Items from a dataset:
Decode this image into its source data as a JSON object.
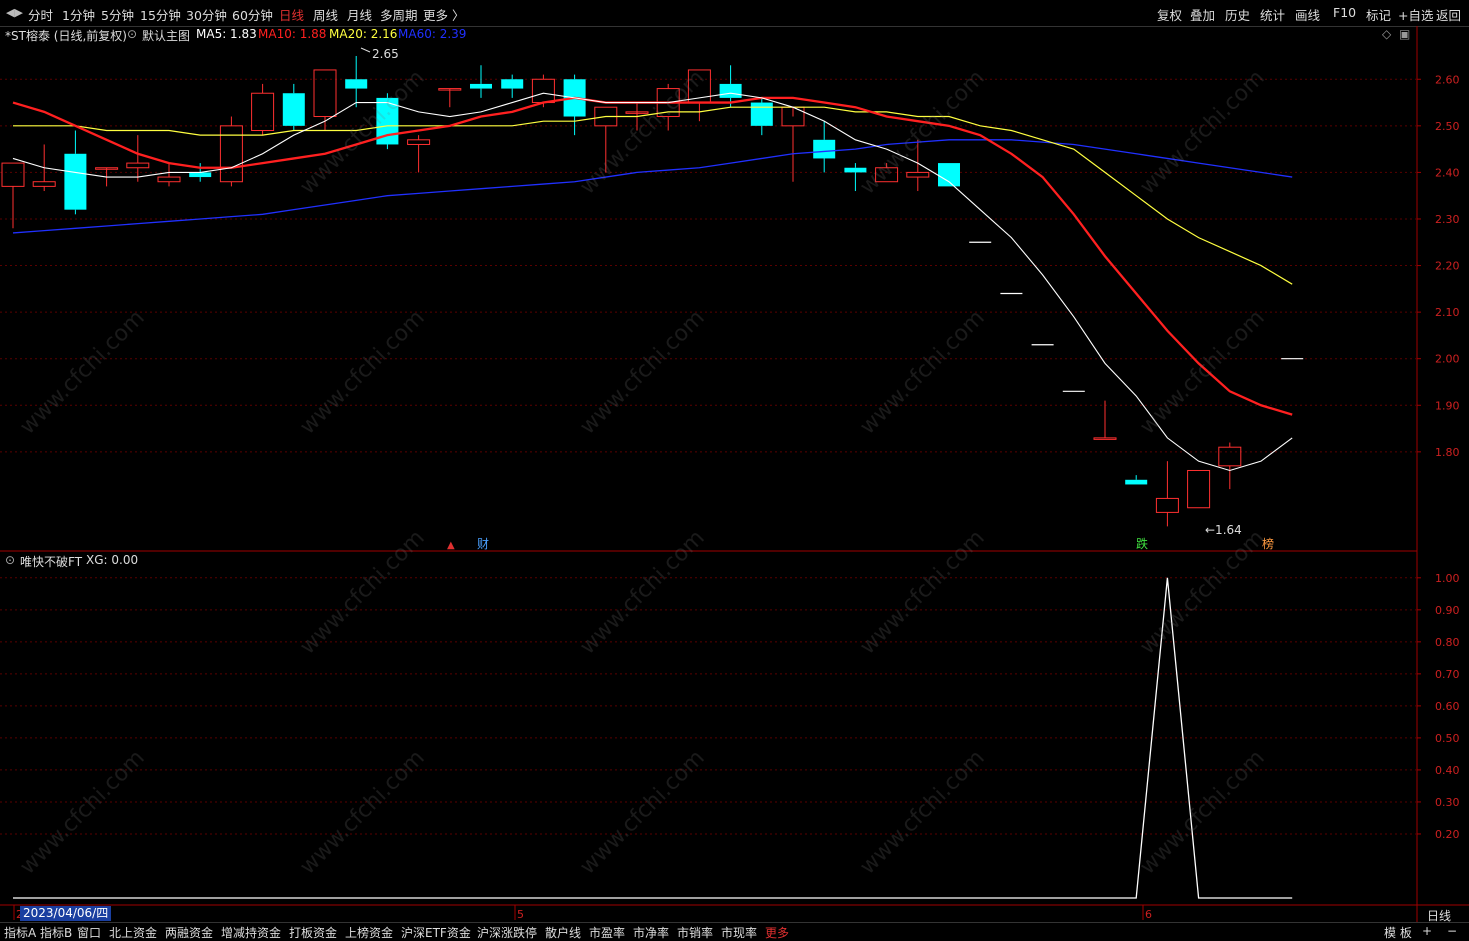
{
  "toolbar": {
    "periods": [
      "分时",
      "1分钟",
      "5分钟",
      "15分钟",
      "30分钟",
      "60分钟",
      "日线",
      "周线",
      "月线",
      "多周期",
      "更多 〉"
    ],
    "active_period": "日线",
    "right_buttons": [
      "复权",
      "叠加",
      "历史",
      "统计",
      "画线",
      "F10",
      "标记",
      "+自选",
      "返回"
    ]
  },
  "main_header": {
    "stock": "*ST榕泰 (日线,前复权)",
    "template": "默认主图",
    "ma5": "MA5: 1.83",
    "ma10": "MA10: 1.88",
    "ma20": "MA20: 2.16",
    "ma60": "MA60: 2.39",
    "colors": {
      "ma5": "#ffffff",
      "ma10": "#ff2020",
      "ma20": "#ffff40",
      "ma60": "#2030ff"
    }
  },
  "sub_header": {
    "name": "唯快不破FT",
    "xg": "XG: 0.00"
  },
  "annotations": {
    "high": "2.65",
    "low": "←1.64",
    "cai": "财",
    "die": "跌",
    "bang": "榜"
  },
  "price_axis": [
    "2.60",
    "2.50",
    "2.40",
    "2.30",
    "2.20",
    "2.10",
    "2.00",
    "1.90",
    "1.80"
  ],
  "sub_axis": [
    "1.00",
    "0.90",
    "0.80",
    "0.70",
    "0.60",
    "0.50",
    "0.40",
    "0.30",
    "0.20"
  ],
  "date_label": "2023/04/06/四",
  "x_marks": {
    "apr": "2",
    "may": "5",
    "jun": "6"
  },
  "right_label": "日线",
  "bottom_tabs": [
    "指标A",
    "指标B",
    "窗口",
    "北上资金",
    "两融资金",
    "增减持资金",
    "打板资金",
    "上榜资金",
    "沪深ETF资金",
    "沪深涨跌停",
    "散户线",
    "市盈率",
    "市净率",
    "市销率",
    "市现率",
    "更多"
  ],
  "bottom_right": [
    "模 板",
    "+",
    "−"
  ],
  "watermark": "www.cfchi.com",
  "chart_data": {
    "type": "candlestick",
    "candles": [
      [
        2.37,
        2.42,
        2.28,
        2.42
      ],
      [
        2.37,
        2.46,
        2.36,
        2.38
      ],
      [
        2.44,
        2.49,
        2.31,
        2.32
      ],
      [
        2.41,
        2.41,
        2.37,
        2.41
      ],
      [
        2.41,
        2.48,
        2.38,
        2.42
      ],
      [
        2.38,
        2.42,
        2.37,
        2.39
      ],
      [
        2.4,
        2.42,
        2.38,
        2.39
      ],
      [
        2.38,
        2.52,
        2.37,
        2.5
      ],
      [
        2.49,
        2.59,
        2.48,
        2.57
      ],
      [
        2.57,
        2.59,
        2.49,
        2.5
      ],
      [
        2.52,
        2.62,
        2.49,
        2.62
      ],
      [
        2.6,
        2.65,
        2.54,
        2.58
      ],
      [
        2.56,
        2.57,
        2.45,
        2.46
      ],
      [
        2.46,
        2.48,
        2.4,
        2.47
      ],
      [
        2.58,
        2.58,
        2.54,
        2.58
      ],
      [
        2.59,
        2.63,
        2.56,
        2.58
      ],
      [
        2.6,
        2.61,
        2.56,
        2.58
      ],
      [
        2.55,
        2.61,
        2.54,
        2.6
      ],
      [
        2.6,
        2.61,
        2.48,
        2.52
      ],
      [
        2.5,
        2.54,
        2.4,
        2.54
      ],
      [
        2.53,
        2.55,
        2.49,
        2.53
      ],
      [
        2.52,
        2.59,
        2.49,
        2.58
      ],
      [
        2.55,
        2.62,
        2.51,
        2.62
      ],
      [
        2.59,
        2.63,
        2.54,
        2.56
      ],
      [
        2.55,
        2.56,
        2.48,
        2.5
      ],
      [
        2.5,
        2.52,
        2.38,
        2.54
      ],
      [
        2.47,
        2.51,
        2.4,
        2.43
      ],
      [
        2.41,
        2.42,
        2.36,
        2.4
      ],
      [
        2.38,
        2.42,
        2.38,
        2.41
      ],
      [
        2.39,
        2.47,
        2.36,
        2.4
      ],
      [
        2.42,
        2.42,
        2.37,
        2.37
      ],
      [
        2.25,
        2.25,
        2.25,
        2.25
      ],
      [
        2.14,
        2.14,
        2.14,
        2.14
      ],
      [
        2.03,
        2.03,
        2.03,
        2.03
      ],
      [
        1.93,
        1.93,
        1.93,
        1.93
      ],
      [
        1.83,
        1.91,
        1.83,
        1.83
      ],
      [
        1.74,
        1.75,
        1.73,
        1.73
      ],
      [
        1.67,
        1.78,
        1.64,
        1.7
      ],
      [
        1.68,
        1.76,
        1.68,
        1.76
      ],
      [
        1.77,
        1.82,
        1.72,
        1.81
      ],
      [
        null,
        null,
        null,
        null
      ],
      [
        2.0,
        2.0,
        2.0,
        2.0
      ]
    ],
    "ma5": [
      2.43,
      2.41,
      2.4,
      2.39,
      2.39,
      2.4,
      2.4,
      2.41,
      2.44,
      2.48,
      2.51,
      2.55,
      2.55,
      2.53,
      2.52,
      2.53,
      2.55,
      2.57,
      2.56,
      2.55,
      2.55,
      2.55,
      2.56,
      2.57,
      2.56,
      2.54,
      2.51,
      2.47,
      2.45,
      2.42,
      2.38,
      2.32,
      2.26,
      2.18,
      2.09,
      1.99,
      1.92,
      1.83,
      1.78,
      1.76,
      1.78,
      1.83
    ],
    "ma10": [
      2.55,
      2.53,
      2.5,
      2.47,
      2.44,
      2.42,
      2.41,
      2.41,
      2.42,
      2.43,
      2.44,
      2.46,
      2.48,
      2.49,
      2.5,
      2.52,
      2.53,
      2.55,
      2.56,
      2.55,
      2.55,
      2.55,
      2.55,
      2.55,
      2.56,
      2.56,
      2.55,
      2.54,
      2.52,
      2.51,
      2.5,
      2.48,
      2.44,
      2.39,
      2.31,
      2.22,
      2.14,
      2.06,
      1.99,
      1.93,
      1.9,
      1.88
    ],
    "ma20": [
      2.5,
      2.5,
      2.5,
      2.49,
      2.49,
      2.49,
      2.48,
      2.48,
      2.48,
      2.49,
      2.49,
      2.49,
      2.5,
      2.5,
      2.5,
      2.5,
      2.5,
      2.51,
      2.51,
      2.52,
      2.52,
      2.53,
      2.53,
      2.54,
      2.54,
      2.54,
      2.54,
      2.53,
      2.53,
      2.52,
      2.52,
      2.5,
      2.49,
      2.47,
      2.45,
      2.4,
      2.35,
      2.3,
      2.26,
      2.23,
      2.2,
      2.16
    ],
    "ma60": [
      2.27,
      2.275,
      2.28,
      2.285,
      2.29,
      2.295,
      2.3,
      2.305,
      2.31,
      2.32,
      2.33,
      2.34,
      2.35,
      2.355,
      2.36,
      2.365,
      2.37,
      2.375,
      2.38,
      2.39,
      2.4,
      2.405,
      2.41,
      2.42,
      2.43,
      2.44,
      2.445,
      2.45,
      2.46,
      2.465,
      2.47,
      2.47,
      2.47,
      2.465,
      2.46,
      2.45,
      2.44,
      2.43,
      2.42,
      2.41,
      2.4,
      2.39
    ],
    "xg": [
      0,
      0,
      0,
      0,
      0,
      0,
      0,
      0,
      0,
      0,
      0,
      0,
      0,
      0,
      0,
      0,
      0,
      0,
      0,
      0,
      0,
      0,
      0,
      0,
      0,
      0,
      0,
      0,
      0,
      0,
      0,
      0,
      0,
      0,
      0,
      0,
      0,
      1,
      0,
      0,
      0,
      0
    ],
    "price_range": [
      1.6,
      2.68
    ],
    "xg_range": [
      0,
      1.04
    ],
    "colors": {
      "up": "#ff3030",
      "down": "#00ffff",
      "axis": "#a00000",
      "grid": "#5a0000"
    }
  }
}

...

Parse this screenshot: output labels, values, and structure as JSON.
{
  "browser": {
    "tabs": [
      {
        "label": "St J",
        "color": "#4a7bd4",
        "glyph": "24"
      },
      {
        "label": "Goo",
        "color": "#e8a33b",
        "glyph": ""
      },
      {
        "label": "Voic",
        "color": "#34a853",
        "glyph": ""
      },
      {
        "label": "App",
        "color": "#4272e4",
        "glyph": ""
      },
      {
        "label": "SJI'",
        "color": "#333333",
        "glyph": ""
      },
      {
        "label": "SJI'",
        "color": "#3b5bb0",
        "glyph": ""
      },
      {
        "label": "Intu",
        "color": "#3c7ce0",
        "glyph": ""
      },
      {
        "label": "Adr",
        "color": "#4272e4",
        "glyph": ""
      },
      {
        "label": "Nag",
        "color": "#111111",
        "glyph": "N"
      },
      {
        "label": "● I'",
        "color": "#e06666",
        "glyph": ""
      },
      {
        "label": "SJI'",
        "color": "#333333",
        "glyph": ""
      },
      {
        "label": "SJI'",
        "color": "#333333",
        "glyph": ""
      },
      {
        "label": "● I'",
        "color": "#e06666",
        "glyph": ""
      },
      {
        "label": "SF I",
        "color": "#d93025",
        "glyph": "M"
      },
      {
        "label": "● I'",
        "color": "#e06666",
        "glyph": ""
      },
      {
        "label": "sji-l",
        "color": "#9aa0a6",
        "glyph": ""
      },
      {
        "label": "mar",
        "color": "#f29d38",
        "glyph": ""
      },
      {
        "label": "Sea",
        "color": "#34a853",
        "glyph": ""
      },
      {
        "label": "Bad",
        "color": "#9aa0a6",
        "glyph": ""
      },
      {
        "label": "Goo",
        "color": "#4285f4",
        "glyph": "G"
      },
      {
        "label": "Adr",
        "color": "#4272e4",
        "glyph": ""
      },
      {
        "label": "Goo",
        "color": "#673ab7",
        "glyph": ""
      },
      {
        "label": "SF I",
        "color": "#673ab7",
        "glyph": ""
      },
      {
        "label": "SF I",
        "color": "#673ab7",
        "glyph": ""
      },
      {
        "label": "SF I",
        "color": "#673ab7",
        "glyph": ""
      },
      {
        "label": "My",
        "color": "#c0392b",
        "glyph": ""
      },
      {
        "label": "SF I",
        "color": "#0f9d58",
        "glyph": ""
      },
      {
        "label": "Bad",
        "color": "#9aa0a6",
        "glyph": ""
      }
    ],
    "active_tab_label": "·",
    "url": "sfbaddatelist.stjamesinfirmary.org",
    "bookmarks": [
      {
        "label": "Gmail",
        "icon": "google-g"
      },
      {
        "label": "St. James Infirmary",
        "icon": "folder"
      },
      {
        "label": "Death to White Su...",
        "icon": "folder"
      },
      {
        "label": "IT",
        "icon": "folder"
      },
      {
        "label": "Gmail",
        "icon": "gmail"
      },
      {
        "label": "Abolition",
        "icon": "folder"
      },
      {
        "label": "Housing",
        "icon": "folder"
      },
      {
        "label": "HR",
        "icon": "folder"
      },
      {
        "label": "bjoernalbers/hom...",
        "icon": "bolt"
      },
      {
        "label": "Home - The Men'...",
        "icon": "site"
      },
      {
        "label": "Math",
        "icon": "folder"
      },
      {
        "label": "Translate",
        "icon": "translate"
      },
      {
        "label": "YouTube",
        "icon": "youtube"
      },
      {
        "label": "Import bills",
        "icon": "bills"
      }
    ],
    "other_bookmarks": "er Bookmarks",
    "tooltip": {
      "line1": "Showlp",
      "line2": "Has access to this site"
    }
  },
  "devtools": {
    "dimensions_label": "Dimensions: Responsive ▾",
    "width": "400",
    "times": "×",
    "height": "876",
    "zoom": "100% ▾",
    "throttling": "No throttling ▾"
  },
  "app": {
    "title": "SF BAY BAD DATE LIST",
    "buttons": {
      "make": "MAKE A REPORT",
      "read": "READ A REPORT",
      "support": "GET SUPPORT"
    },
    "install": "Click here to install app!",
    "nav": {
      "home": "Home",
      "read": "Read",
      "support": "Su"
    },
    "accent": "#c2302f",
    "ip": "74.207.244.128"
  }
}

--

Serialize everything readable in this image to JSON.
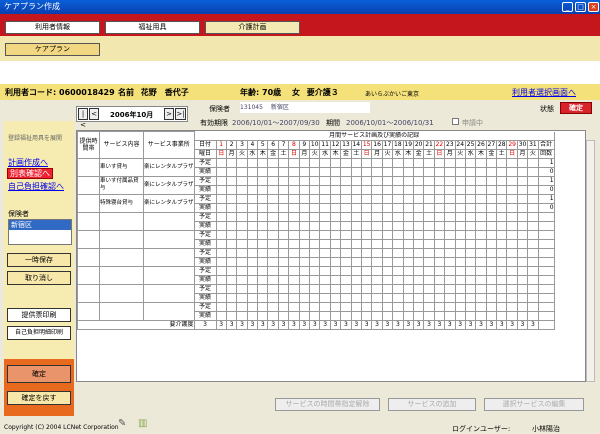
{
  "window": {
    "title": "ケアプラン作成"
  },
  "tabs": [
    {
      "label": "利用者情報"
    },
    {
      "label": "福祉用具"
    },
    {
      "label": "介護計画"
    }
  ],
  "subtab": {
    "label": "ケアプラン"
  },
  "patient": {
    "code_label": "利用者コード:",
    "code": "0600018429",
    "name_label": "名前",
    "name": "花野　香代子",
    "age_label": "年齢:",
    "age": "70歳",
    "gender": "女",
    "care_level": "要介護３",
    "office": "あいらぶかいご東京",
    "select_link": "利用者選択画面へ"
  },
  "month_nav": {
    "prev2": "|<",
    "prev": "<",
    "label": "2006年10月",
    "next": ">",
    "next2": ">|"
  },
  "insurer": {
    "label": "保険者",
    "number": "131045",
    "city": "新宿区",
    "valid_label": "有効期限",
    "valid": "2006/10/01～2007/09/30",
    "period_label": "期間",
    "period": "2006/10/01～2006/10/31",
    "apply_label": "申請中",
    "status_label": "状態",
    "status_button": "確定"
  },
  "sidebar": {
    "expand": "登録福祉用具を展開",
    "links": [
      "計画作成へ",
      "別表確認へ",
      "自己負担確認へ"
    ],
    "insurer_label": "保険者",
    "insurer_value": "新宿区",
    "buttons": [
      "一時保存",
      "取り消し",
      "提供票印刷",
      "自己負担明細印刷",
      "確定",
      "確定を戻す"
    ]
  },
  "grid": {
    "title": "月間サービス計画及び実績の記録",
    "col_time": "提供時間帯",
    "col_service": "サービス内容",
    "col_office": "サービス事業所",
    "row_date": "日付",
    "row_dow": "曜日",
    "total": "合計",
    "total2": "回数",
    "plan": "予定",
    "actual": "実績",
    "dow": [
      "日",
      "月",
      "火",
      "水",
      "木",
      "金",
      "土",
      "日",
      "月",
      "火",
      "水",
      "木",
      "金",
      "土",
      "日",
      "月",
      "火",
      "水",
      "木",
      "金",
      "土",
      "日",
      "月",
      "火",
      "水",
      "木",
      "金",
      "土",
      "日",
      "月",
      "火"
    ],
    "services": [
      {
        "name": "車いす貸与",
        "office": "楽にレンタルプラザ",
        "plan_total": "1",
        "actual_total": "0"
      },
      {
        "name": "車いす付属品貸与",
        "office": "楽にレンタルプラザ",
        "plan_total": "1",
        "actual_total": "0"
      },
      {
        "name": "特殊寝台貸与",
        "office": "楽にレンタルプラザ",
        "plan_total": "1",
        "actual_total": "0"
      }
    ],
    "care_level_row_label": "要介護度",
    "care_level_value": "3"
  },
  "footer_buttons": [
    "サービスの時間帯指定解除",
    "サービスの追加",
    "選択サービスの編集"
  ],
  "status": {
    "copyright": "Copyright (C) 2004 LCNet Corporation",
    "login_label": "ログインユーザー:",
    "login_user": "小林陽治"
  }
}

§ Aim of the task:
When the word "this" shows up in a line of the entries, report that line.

§ Reply to the exercise:
Decode this image into its source data as a JSON object.
Parse this screenshot: output labels, values, and structure as JSON.
      "line2": "Has access to this site"
Serialize everything readable in this image to JSON.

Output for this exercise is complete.